Biochemical and biophysical properties of extracellular matrix (ECM) regulate multiple aspects of cancer cell behavior during tumor progression. The mechanisms of these regulations are not well defined. We previously reported that an atypical G protein-coupled receptor (GPCR), GPR56, inhibited melanoma growth and metastasis and its N-terminus binds to tissue transglutaminase, TG2, a major cross-linking enzyme in ECM. We thus postulated that GPR56 might suppress melanoma progression by influencing ECM properties through its interaction with TG2. To test this, we examined the effects of GPR56 on melanoma growth in the presence or absence of TG2, using the immunodeficient Tg2+/+ or Tg2−/− mice. Our results showed that the crosslinking enzyme, TG2, promoted melanoma growth, but this tumor-promoting effect was antagonized by GPR56. The mechanisms of this antagonism were revealed through a series of immunohistochemical and biochemical analyses. In GPR56-expressing cells, the extracellular TG2 was internalized by GPR56 and subsequently degraded in a lysome-dependent manner, resulting in a down-regulation of TG2 in ECM. This down-regulation of TG2 by GPR56 led to changes in the deposition of TG2 and other matrix proteins in melanomas and a reduction in melanoma growth. Taken together, we present evidence that a surface receptor on melanoma cells, GPR56, regulates the turnover of the crosslinking enzyme, TG2, in the tumor microenvironment, leading to changes in ECM deposition and melanoma progression.
Citation Format: Liquan Yang, Sonali Mohanty, Nancy Corson, Lei Xu. GPR56 regulates the turnover of tissue transglutaminase and tumor growth in melanoma. [abstract]. In: Proceedings of the 104th Annual Meeting of the American Association for Cancer Research; 2013 Apr 6-10; Washington, DC. Philadelphia (PA): AACR; Cancer Res 2013;73(8 Suppl):Abstract nr 210. doi:10.1158/1538-7445.AM2013-210
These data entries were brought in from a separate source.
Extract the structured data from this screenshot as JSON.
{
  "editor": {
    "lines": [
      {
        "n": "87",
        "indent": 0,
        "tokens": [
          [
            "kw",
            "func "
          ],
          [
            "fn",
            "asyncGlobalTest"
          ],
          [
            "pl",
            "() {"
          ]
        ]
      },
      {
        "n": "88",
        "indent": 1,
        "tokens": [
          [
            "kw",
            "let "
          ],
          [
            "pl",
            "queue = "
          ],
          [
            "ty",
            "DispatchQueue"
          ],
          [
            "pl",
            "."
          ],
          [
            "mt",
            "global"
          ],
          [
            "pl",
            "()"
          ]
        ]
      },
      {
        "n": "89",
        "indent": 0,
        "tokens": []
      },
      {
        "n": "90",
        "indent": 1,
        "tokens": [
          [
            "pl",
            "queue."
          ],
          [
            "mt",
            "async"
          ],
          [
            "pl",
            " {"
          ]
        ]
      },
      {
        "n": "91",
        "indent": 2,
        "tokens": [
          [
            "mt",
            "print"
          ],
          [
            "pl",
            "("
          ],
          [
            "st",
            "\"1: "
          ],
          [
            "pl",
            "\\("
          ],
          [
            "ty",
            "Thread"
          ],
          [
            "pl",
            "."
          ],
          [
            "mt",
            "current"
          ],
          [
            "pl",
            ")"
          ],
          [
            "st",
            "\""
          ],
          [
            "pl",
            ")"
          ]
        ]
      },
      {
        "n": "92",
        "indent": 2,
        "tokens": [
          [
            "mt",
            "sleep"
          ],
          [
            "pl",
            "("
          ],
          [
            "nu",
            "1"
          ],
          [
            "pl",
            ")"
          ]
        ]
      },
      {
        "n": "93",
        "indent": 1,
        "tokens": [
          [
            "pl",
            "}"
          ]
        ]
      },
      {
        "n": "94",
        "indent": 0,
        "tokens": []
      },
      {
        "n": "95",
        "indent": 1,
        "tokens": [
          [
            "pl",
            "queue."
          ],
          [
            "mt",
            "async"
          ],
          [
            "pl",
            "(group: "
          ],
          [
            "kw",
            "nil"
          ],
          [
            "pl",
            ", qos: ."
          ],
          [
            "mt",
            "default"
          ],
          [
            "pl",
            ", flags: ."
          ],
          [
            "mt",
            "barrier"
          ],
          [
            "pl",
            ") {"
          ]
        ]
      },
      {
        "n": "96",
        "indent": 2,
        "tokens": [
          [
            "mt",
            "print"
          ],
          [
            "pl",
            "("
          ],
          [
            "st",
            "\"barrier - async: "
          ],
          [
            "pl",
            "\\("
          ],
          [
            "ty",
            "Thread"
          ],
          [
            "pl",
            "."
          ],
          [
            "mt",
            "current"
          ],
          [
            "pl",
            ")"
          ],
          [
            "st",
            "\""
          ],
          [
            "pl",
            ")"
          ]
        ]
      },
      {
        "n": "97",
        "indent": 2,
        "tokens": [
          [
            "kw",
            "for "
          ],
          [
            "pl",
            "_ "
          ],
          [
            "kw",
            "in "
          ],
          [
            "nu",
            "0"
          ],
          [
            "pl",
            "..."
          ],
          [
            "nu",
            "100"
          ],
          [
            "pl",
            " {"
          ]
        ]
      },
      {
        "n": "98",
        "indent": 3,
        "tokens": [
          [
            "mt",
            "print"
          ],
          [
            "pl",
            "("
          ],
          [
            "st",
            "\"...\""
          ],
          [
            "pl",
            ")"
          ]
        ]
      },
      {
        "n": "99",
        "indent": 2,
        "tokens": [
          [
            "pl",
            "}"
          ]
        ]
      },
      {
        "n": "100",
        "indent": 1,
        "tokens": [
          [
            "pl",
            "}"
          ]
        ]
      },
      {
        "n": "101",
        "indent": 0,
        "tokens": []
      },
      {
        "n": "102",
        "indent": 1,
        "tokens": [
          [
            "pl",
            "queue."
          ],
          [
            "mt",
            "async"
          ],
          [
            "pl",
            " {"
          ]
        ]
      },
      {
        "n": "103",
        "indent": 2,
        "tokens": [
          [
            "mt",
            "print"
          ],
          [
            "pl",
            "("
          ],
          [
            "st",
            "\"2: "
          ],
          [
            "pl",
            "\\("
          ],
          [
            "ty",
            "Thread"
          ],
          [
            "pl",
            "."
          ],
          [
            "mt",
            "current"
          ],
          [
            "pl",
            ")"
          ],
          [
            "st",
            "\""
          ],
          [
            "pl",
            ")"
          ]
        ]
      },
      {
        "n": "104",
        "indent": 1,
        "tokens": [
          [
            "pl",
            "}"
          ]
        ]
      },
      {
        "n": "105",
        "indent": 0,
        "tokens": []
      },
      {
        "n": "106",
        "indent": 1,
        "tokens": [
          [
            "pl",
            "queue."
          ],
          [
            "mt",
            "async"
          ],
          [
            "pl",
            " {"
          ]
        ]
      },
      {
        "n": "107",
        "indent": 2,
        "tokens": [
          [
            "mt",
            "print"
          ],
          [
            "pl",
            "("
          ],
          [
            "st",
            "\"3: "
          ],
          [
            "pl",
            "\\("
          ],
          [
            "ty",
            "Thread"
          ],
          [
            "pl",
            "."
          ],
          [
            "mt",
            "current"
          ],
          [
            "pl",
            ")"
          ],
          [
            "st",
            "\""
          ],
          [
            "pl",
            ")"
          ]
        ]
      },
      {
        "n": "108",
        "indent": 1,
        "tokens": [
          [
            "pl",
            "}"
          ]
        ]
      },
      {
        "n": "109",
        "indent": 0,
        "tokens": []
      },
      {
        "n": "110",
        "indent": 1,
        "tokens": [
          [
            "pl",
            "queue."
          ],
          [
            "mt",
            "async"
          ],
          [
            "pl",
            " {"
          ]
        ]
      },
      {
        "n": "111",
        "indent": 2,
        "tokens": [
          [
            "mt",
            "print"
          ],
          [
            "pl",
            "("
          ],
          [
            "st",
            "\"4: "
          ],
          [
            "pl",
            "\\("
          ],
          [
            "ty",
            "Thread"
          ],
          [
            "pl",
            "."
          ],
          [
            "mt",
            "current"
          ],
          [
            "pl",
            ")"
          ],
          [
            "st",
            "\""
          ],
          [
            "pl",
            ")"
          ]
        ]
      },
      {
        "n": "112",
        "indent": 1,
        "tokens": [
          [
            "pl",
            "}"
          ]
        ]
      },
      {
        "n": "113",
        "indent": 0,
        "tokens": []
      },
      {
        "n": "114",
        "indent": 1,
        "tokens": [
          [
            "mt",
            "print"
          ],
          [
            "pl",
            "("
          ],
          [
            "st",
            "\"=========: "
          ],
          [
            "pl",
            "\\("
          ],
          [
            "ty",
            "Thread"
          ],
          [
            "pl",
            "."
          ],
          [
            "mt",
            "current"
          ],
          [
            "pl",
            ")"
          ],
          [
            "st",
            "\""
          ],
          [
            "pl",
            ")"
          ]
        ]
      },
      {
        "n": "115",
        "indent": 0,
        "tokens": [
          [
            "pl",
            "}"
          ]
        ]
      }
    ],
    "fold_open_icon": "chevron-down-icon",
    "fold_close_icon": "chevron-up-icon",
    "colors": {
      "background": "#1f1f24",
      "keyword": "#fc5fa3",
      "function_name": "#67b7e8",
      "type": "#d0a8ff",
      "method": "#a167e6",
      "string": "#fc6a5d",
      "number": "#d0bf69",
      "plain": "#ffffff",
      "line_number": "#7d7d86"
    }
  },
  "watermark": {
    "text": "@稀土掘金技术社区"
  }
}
Note: This abstract was not presented at the AACR Annual Meeting 2013 because the presenter was unable to attend.